Recommended for fans of: Cult of Luna, Tool, Triptykon
Polish Post-Prog-Doomsters Obscure Sphynx are one of those bands who you just can’t believe aren’t so much bigger than they are. Both their albums (particularly 2013’s utterly phenomenal Void Mother, which is easily up there with my all-time favourite albums) could serve as a masterclass in how to craft songs melding mood and emotion, rage and clarity, captivating song-writing and focused metallic heaviness – and both have similarly been underrated and underappreciated by the metal-loving public at large.
Well no more! It’s time to sit up and take notice, it’s time to give the devil his due… it’s time… for this band to reap the just rewards for the brilliant music that they’ve sown!
(Andy Synn presents the 65th edition of THE SYNN REPORT, reviewing the discography of Withered — who have a new album on the way.)
Recommended for fans of: Ulcerate, Krallice, Lord Mantis

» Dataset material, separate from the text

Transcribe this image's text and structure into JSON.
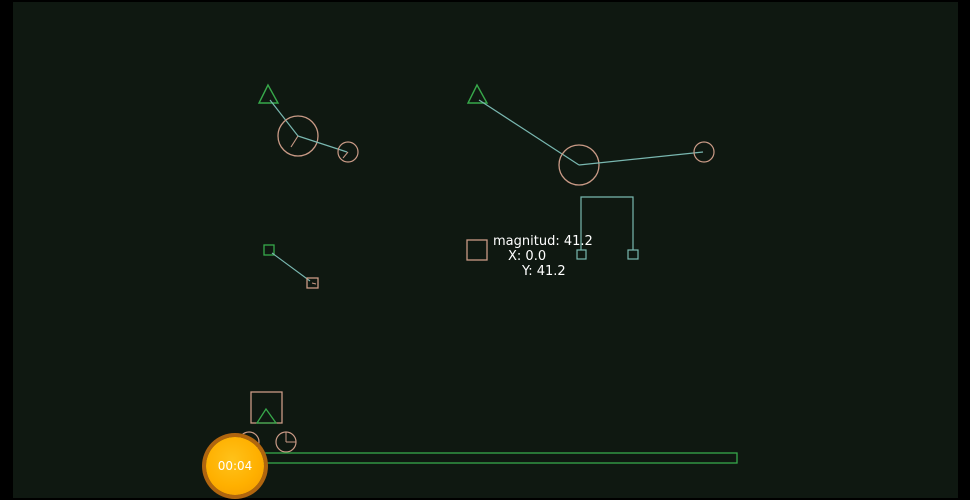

Ugly. Raw. Nihilistic. Harrowing. These words — and many more besides — can all be applied to the work of bile-spewing troubadours Withered, who have so far produced three particularly stellar (if also particularly underappreciated) albums blending the raving savagery of Black Metal, with the wrenching heaviness of Death Metal, and the slime-drenched grooves of Sludge, each one bathed in a scalding miasma of acid-rain atmospherics and bleak, bitter misanthropy.
If you’ve encountered the band before, and/or have read any other reviews of their work, then I’m sure you’ll have noticed just how much of a struggle it is to adequately categorise the Georgian quartet (recently reduced to a three-piece after the departure of guitarist/vocalist Dylan Kilgore – who’s been replaced by Primitive Man’s Ethan McCarthy – as well as both long-time bassist Mike Longoria and his interim replacement Zach Harlan, with bass duties on the upcoming album being handled by a certain Colin Marston).

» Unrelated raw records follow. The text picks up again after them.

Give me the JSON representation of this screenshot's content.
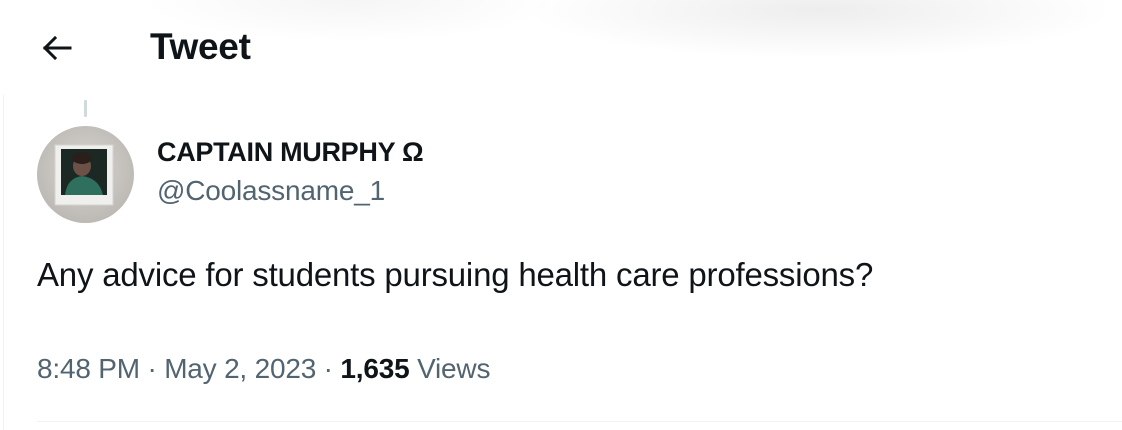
{
  "header": {
    "back_icon": "arrow-left-icon",
    "title": "Tweet"
  },
  "tweet": {
    "author": {
      "display_name": "CAPTAIN MURPHY Ω",
      "handle": "@Coolassname_1",
      "avatar_icon": "profile-photo"
    },
    "text": "Any advice for students pursuing health care professions?",
    "time": "8:48 PM",
    "separator": " · ",
    "date": "May 2, 2023",
    "views_count": "1,635",
    "views_label": "Views"
  },
  "colors": {
    "text_primary": "#0f1419",
    "text_secondary": "#536471",
    "divider": "#eff3f4",
    "thread_line": "#cfd9de"
  }
}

It’s not that the basic elements of the band’s sound are wholly unique – I, and others, have picked out references to everyone from (early) Mastodon to Morbid Angel, from Dissection to Neurosis, from Deathspell Omega to Entombed, underpinning their particular brand of Blackened Death-Sludge (or, possibly, Ensludgened Death-Black). It’s just that the resultant cacophony, this grim and godless entity that calls itself Withered, rises above these comparisons to stand defiantly on its own two feet.
Some people call them Death Metal. Some people call them Black Metal. Some people call them Sludge Metal. But whatever we all decide to call them, I’m sure we can all agree that they’re awesome.

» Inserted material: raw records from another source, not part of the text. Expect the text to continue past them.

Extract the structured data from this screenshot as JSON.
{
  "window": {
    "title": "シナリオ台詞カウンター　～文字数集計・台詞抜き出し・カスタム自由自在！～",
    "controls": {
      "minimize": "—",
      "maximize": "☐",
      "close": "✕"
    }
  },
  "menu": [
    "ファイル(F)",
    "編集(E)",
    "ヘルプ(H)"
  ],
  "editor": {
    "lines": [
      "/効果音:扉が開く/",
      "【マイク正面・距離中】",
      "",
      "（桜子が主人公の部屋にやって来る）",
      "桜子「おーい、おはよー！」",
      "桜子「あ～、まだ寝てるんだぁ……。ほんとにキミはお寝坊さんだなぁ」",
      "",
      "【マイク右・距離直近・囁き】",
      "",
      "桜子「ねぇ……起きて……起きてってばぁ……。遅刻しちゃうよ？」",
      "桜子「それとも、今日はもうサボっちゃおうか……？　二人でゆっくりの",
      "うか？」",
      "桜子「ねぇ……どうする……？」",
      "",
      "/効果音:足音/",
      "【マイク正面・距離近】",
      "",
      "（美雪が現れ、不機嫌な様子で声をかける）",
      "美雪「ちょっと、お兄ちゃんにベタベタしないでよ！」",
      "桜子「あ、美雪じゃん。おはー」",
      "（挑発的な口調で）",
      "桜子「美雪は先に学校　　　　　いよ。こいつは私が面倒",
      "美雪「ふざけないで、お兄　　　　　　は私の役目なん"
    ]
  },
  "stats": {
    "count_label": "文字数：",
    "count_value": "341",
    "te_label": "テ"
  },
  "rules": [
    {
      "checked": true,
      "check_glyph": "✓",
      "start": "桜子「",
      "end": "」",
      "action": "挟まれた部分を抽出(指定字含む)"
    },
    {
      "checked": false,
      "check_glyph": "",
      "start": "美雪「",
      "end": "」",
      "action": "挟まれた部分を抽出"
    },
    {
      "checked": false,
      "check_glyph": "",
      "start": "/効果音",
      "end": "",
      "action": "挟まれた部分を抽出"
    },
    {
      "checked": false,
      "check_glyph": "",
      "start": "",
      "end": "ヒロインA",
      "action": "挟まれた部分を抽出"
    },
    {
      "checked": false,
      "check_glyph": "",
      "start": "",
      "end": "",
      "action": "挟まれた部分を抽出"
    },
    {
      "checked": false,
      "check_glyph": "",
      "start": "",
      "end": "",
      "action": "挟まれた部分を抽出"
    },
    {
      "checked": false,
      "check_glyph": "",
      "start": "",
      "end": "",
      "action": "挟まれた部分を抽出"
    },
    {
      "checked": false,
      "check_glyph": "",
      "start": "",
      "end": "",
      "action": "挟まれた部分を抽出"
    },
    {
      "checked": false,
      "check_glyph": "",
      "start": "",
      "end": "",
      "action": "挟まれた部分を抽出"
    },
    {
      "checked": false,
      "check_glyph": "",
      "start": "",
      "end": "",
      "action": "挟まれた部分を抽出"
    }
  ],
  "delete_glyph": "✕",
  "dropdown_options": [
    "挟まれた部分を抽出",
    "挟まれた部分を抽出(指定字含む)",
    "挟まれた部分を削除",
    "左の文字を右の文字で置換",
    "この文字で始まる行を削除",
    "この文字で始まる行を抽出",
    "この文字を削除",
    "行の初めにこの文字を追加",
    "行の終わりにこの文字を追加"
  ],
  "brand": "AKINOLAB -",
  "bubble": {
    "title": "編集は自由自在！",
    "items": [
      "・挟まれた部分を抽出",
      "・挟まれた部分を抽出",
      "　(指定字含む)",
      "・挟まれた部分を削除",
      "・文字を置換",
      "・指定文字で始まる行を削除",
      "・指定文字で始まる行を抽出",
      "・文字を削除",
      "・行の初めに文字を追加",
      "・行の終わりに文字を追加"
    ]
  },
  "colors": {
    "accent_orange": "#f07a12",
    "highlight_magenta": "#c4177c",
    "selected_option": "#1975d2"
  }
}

(In this unusual edition of The Synn Report, Andy Synn brings us reviews of albums by three one-man bands.)
This particular edition of The Synn Report is going to be a bit of a strange one, as it actually contains three different bands instead of the usual, singular focus on a single artist.
Why, you may ask? Well to be honest I wanted to write about all three of them separately but, for whatever reason, was struggling to find the right angle of attack by which to approach them as separate entities.
Thus it was only when I realized the obvious fact that they each had one thing in particular in common –that each “band” is really the solo project of a single individual – that I found the necessary ideological crowbar that allowed me to finally crack this column.
So please, after the jump, enjoy the immersive instrumental cosmology of Widek, the experimental Cascadian naturalism of Stellar Descent, and the prolific sonic nihilism of Voidcraeft.